Micronas current transducer family with digital output for automotive and industrial applications
With the CUR 315x family Micronas expands its range of sensors beyond the existing CUR 3105 for contactless current measurement applications which benefit from the combination of high accuracy and digital output signalFreiburg, )
Both programmable devices employ a digital output instead of an analog output. The output involves a PWM signal with a resolution of as much as 16 bit. The CUR 3150 as well as the CUR 3155 achieve their accuracy by using active compensation measures. In addition to that, the CUR 3155 offers even higher accuracy by a reduced sensitivity error over temperature resulting in a value below 1 percent under optimum conditions,
Both current transducers address applications such as battery monitoring (e.g. in hybrid or electric vehicles), start-stop systems, smart metering and solar inverters.
Combined with a ferromagnetic flux concentrator, the CUR 315x family is capable of determining electric currents in the milliampere range. When using a special conductor configuration, measurements in the heavy current range are also possible without flux concentrator. The bandwidth reaches as high as 2 kHz with programmable magnetic field ranges from ±20 to ±160 mT.
The CUR 315x family comes along with a TO92UT housing capable of being soldered or welded. Other features of the current transducer family include a temperature range from TJ = -40 to 140 °C, the detection of overvoltage and the reverse voltage protection of the supply connection.

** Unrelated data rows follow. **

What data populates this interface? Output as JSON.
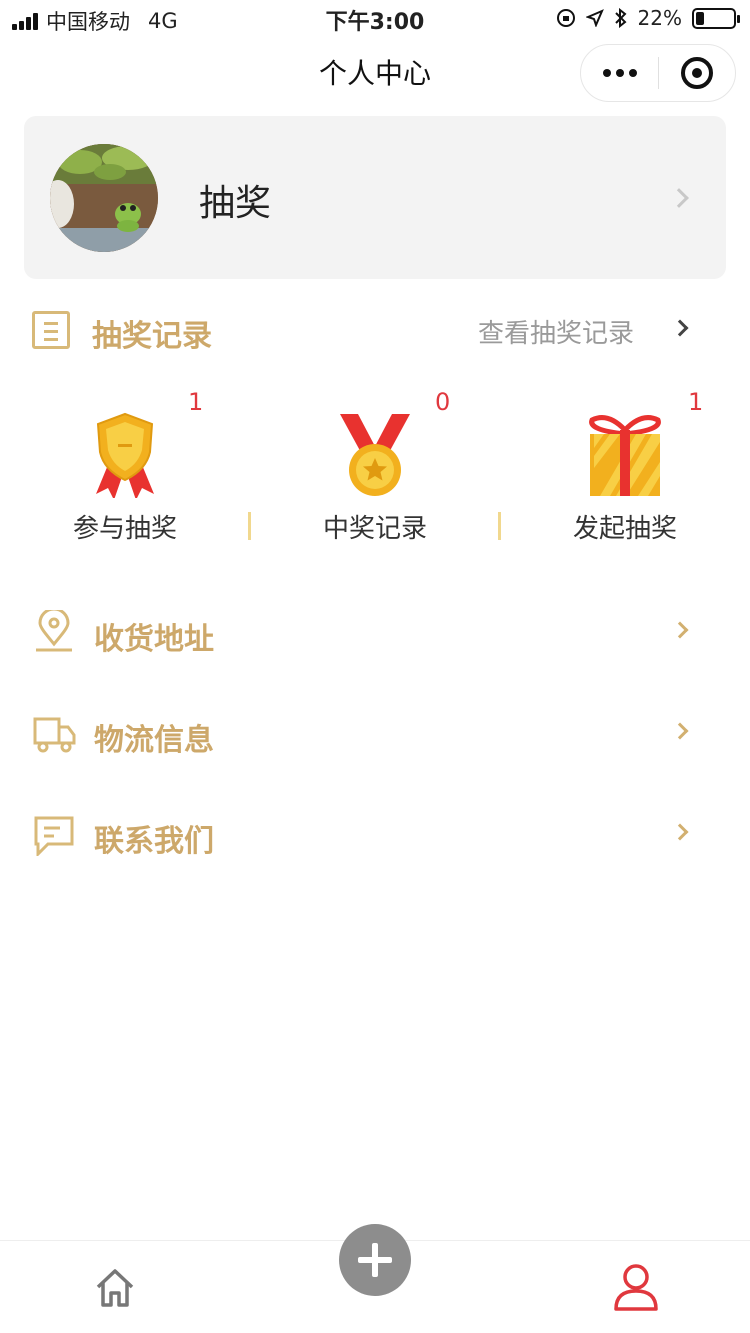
{
  "status_bar": {
    "carrier": "中国移动",
    "network": "4G",
    "time": "下午3:00",
    "battery": "22%",
    "battery_level": 0.22
  },
  "nav": {
    "title": "个人中心",
    "more_icon": "more-dots-icon",
    "close_icon": "target-circle-icon"
  },
  "profile": {
    "name": "抽奖",
    "avatar_icon": "frog-avatar"
  },
  "records_section": {
    "title": "抽奖记录",
    "link": "查看抽奖记录",
    "icon": "list-document-icon"
  },
  "stats": [
    {
      "label": "参与抽奖",
      "count": "1",
      "icon": "badge-ribbon-icon"
    },
    {
      "label": "中奖记录",
      "count": "0",
      "icon": "medal-icon"
    },
    {
      "label": "发起抽奖",
      "count": "1",
      "icon": "gift-icon"
    }
  ],
  "menu": [
    {
      "label": "收货地址",
      "icon": "location-pin-icon"
    },
    {
      "label": "物流信息",
      "icon": "truck-icon"
    },
    {
      "label": "联系我们",
      "icon": "message-icon"
    }
  ],
  "tabbar": {
    "home_icon": "home-icon",
    "add_icon": "plus-icon",
    "user_icon": "user-icon"
  },
  "colors": {
    "accent_gold": "#cda86a",
    "badge_red": "#e0383e",
    "active_tab": "#e0383e"
  }
}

Development samples will be available in December 2010. Qualified samples have been scheduled for February 2011. The prices of the CUR 315x devices in unit quantities of 100k range between 0.75 and 0.85 Euros.
Micronas will present the CUR 315x family at the "electronica" in Munich (Hall A6, Booth 315) from 9 to 12 November.
About Sensor Solutions by Micronas
Micronas today offers the world's broadest range of Hall-effect sensors. A Hall-effect sensor detects the presence of a magnet without requiring actual physical contact. Thus, it can be used to sense movement and rotation without requiring contact with the moving object. Other parameters like pressure, force or torque can be sensed by noting the slight movements of a magnet caused by changes of the applied parameter.
While Hall-effect sensors can be made from various materials, Micronas pioneered the market in CMOS Hall-effect sensors and was the first to manufacture in CMOS technology. This technology allows integration of the Hall-effect sensing element with standard electronic devices such as amplifiers, logic circuits, and volatile and non-volatile memories.
Micronas' expertise in Hall sensors combines perfectly with its CMOS and mixed-signal knowhow to create accurate, intelligent sensors for a broad range of applications. The ever-increasing demand for energy-efficient and highly reliable machines means that demand for these smart sensors will continue to grow.